(Data extracted from a collection)
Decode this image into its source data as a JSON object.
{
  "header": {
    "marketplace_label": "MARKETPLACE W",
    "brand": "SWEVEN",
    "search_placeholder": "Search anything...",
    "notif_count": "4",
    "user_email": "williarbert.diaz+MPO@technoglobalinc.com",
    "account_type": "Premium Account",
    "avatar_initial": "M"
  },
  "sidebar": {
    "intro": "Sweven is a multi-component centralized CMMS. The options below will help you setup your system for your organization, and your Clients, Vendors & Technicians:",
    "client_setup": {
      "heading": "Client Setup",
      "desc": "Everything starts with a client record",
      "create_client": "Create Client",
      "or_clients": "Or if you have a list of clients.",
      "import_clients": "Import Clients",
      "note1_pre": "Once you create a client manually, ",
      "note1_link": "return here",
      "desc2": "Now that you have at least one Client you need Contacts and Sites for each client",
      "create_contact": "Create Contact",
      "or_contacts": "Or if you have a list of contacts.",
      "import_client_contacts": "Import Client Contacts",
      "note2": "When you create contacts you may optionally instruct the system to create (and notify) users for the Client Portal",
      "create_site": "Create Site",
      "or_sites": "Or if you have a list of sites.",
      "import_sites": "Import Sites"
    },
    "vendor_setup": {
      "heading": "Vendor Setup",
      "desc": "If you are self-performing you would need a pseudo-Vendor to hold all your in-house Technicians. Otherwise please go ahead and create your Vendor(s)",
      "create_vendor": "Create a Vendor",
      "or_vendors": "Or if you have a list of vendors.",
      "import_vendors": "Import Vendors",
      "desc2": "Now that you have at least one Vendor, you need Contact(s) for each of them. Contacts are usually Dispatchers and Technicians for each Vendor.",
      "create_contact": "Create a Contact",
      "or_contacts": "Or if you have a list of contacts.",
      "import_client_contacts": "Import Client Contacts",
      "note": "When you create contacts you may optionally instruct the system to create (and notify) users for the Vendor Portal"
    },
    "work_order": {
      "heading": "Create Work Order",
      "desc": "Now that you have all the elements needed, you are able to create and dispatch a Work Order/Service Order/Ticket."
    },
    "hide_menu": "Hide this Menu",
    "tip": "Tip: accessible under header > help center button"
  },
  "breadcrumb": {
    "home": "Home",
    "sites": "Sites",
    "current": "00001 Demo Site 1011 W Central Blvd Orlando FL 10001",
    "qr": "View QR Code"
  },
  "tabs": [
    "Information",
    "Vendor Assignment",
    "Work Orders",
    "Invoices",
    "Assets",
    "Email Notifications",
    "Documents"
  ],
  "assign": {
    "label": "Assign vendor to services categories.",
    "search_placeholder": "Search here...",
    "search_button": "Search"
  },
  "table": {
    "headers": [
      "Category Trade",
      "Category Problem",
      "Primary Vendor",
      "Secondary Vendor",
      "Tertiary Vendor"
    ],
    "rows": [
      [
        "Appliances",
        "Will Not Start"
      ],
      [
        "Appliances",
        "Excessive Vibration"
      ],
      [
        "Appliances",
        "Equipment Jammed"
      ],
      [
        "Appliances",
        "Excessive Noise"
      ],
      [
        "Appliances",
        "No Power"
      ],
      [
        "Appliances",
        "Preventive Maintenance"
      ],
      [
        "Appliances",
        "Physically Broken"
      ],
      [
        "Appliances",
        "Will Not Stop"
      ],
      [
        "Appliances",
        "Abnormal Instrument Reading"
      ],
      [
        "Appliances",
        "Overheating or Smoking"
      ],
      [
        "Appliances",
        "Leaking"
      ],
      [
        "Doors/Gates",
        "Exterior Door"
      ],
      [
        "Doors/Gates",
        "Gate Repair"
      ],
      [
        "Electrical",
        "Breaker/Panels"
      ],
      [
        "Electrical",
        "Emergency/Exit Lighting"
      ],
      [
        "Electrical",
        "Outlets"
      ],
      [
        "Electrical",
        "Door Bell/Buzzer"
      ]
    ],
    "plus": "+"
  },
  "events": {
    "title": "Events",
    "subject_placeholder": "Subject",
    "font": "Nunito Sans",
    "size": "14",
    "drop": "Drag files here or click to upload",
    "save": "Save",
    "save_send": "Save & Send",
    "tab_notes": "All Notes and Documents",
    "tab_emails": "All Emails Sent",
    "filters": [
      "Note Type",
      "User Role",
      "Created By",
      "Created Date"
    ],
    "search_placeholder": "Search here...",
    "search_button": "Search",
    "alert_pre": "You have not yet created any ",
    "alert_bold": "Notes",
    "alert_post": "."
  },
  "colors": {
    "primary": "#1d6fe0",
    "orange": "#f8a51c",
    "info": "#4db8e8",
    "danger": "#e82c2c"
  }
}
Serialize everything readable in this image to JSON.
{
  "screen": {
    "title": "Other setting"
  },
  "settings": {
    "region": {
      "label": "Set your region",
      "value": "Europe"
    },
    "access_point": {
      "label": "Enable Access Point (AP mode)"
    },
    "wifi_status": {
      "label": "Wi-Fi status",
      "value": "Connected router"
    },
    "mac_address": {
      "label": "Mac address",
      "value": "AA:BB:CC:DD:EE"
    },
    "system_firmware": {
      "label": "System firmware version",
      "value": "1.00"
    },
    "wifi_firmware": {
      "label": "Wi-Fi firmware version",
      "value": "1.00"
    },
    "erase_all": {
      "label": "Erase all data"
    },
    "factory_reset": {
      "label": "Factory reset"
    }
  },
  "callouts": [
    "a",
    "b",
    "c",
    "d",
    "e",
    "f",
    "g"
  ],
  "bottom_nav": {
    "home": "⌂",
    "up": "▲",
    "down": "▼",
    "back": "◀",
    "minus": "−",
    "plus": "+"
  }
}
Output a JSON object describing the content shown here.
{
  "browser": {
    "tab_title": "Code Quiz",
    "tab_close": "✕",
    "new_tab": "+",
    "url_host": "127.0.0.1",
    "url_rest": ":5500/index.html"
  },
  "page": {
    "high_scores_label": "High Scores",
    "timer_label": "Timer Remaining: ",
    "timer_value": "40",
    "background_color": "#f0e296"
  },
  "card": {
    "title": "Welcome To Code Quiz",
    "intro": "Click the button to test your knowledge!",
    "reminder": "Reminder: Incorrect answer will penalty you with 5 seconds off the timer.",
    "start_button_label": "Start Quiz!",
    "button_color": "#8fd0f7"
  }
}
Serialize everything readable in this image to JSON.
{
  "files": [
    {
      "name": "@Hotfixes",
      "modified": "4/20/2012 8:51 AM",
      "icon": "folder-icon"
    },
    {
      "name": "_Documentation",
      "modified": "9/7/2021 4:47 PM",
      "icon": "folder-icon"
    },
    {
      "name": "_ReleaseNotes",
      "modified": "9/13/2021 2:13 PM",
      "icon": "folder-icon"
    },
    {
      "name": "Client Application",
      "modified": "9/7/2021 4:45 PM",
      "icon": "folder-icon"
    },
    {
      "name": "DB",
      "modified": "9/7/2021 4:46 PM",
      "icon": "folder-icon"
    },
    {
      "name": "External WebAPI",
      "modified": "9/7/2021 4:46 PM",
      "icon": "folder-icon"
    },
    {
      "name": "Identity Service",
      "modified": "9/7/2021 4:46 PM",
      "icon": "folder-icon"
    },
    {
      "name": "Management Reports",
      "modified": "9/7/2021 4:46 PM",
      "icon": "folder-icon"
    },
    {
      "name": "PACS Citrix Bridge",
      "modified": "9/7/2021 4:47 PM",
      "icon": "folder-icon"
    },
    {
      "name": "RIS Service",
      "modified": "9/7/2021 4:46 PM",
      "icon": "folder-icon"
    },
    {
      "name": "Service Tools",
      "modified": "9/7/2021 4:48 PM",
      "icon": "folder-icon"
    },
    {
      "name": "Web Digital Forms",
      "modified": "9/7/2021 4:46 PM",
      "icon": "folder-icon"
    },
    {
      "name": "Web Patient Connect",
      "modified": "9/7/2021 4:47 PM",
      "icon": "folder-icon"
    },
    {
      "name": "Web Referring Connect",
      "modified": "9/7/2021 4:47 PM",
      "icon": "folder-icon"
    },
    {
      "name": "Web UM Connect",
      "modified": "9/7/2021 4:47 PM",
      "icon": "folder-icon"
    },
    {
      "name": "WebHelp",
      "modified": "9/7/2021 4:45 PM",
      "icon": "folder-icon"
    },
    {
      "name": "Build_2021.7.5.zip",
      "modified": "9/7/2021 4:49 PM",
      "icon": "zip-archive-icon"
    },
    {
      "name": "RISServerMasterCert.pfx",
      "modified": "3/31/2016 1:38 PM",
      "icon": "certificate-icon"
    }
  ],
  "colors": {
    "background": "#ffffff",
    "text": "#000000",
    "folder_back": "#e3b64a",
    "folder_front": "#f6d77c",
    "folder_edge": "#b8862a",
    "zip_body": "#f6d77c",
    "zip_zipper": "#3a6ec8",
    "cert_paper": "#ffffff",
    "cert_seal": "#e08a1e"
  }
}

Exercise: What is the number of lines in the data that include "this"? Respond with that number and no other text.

Expected answer: 4